[Task goal]
Each line from the one containing "What's the underlying" to the end of the entries below must be restated exactly, and no other line should appear.

[Items from an interface collection]
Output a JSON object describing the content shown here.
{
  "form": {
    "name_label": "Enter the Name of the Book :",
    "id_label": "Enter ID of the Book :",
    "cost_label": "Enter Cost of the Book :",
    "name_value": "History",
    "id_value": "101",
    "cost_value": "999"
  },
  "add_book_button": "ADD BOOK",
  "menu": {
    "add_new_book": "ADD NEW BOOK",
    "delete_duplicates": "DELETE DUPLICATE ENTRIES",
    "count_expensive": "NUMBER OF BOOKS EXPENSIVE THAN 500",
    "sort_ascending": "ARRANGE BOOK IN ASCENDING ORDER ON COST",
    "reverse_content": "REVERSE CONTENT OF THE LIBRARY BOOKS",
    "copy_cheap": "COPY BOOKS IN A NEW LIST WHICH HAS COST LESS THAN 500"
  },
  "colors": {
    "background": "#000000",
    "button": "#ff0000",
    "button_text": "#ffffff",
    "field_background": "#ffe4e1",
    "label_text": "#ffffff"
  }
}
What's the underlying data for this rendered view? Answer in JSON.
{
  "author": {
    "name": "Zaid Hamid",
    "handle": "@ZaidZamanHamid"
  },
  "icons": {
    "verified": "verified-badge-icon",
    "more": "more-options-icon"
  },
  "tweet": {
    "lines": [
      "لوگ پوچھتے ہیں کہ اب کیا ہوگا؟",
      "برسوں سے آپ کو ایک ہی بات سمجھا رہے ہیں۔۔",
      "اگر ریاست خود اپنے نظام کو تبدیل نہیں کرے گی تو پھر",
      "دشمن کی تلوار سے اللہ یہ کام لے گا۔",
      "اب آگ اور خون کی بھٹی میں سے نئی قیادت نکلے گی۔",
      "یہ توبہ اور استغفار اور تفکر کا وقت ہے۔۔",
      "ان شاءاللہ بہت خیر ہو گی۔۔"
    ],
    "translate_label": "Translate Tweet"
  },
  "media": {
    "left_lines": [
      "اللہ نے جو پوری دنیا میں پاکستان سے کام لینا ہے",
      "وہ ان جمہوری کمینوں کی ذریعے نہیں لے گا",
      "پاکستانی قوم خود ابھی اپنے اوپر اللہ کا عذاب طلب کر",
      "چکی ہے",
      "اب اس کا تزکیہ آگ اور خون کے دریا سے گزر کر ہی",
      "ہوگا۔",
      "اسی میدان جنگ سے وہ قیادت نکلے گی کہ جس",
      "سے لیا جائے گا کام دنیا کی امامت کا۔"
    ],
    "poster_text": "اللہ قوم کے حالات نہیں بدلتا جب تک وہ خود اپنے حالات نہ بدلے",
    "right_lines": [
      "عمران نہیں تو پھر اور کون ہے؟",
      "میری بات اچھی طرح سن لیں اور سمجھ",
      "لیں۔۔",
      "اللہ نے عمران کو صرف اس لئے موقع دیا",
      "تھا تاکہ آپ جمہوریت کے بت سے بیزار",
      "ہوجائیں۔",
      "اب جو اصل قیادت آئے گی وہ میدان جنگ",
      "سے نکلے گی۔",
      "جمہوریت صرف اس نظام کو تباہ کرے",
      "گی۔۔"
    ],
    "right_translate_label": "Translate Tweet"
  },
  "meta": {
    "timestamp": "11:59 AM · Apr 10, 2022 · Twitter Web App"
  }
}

[Response]
What's the underlying data for this rendered view? Answer in JSON.
{
  "author": {
    "name": "Zaid Hamid",
    "handle": "@ZaidZamanHamid"
  },
  "icons": {
    "verified": "verified-badge-icon",
    "more": "more-options-icon"
  },
  "tweet": {
    "lines": [
      "لوگ پوچھتے ہیں کہ اب کیا ہوگا؟",
      "برسوں سے آپ کو ایک ہی بات سمجھا رہے ہیں۔۔",
      "اگر ریاست خود اپنے نظام کو تبدیل نہیں کرے گی تو پھر",
      "دشمن کی تلوار سے اللہ یہ کام لے گا۔",
      "اب آگ اور خون کی بھٹی میں سے نئی قیادت نکلے گی۔",
      "یہ توبہ اور استغفار اور تفکر کا وقت ہے۔۔",
      "ان شاءاللہ بہت خیر ہو گی۔۔"
    ],
    "translate_label": "Translate Tweet"
  },
  "media": {
    "left_lines": [
      "اللہ نے جو پوری دنیا میں پاکستان سے کام لینا ہے",
      "وہ ان جمہوری کمینوں کی ذریعے نہیں لے گا",
      "پاکستانی قوم خود ابھی اپنے اوپر اللہ کا عذاب طلب کر",
      "چکی ہے",
      "اب اس کا تزکیہ آگ اور خون کے دریا سے گزر کر ہی",
      "ہوگا۔",
      "اسی میدان جنگ سے وہ قیادت نکلے گی کہ جس",
      "سے لیا جائے گا کام دنیا کی امامت کا۔"
    ],
    "poster_text": "اللہ قوم کے حالات نہیں بدلتا جب تک وہ خود اپنے حالات نہ بدلے",
    "right_lines": [
      "عمران نہیں تو پھر اور کون ہے؟",
      "میری بات اچھی طرح سن لیں اور سمجھ",
      "لیں۔۔",
      "اللہ نے عمران کو صرف اس لئے موقع دیا",
      "تھا تاکہ آپ جمہوریت کے بت سے بیزار",
      "ہوجائیں۔",
      "اب جو اصل قیادت آئے گی وہ میدان جنگ",
      "سے نکلے گی۔",
      "جمہوریت صرف اس نظام کو تباہ کرے",
      "گی۔۔"
    ],
    "right_translate_label": "Translate Tweet"
  },
  "meta": {
    "timestamp": "11:59 AM · Apr 10, 2022 · Twitter Web App"
  }
}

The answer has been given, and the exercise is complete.